Mon Dec 4th through Sat the 9th, 2017 at Long Beach Convention Center
Seems like this paper will attract a lot of interest. Not doing a detailed review since it looks like it will be a definite accept.
This paper presents Deep Voice 2, and neural TTS system that is able to generate voices from multiple speakers. This is a solid paper.
The paper would benefit from addressing a few points:
- there is no mention of training and, in particular, inference time. The original WaveNet is notably slow, how do these systems perform?
- why use different sampling frequencies for different systems? I don't believe there is a technical hurdle in using the same sampling frequency for all, and it would be easier to compare MOS scores.
- the paper mentions that giving the ground truth may influence the MOS for other methods: why not test that by splitting raters into two groups, those that get to listen to the ground truth and those that don't, and comparing the results?
This paper presents a solid piece of work on the speaker-dependent neural TTS system, building on previous works of Deep Voice and Tacotron architecture. The key idea is to learn a speaker-dependent embedding vector jointly with the neural TTS model. The paper is clearly written, and the experiments are presented well.
My comments are as follows.
-- the speaker embedding vector approach is very similar to the speaker code approach for speaker adaptation studied in ASR, e.g.,
Ossama Abdel-Hamid, Hui Jiang, "Fast speaker adaptation of hybrid NN/HMM model for speech recognition based on discriminative learning of speaker code", ICASSP 2013

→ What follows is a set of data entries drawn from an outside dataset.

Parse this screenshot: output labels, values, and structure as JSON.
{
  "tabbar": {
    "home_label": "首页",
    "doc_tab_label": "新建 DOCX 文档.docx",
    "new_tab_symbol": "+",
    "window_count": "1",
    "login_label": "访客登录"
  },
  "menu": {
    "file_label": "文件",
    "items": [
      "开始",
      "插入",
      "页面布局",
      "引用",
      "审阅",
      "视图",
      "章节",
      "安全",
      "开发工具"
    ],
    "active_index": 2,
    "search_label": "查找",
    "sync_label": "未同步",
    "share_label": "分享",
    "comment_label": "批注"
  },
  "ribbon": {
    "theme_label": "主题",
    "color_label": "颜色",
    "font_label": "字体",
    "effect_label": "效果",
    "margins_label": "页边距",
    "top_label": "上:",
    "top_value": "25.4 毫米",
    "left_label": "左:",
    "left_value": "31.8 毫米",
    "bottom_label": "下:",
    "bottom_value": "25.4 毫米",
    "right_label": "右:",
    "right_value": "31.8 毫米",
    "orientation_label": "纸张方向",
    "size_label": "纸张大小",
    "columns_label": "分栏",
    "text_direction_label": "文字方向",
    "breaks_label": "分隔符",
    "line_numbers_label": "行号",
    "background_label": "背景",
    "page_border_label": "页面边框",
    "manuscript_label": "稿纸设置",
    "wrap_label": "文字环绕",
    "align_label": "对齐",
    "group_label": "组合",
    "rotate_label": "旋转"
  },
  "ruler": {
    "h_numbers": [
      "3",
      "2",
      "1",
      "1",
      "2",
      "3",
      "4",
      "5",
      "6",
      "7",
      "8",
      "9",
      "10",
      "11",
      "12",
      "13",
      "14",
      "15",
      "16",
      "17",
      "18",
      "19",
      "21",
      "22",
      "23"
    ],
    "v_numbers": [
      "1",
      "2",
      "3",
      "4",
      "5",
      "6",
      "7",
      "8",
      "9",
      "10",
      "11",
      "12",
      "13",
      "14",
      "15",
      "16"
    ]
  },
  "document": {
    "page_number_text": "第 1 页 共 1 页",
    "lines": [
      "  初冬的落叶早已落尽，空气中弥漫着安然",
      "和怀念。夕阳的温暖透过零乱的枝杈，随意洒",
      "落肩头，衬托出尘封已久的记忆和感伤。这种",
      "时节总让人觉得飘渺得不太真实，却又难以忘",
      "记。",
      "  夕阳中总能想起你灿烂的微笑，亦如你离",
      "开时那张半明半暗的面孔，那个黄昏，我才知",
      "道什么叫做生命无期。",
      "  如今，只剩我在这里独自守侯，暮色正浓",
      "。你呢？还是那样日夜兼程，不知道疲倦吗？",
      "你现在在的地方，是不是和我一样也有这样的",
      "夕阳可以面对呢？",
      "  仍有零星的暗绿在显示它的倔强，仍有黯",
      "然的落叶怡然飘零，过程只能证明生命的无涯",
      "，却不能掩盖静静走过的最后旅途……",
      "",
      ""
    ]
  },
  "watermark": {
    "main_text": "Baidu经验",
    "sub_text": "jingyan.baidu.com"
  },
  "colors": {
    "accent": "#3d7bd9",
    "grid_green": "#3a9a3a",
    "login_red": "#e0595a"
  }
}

This should be mentioned in the paper. ASR researchers later find that using fixed speaker embeddings such i-vectors can work equally well (or even better). It would be interesting if the authors could present some experimental results on that. The benefit is that you may be able to do speaker adaptation fairly easily, without learning the speaker embedding as the presented approach.
--in the second of paragraph of Sec. 3, you mentioned that the phoneme duration and frequency models are separated in this work. Can you explain your motivation?
--the CTC paper from A. Graves should be cited in section 3.1. Also, CTC is not a good alignment model for ASR, as it is trained by marginalizing over all the possible alignments. For ASR, the alignments from CTC may be very biased from the ground truth. I am curious how much segmentation error do you have, and have you tried some other segmentation models, e.g., segmental RNN?
--in Table 1, can you present comparisons between Deep Voice and Tocotron with the same sample frequency?
--is Deep Voice 2 trained end-to-end, or the modules are trained separately? It would be helpful to readers to clarify that.
--the speaker embedding are used as input to several different modules, some ablation experiments in the appendix would be helpful to see how much difference it would make for each module.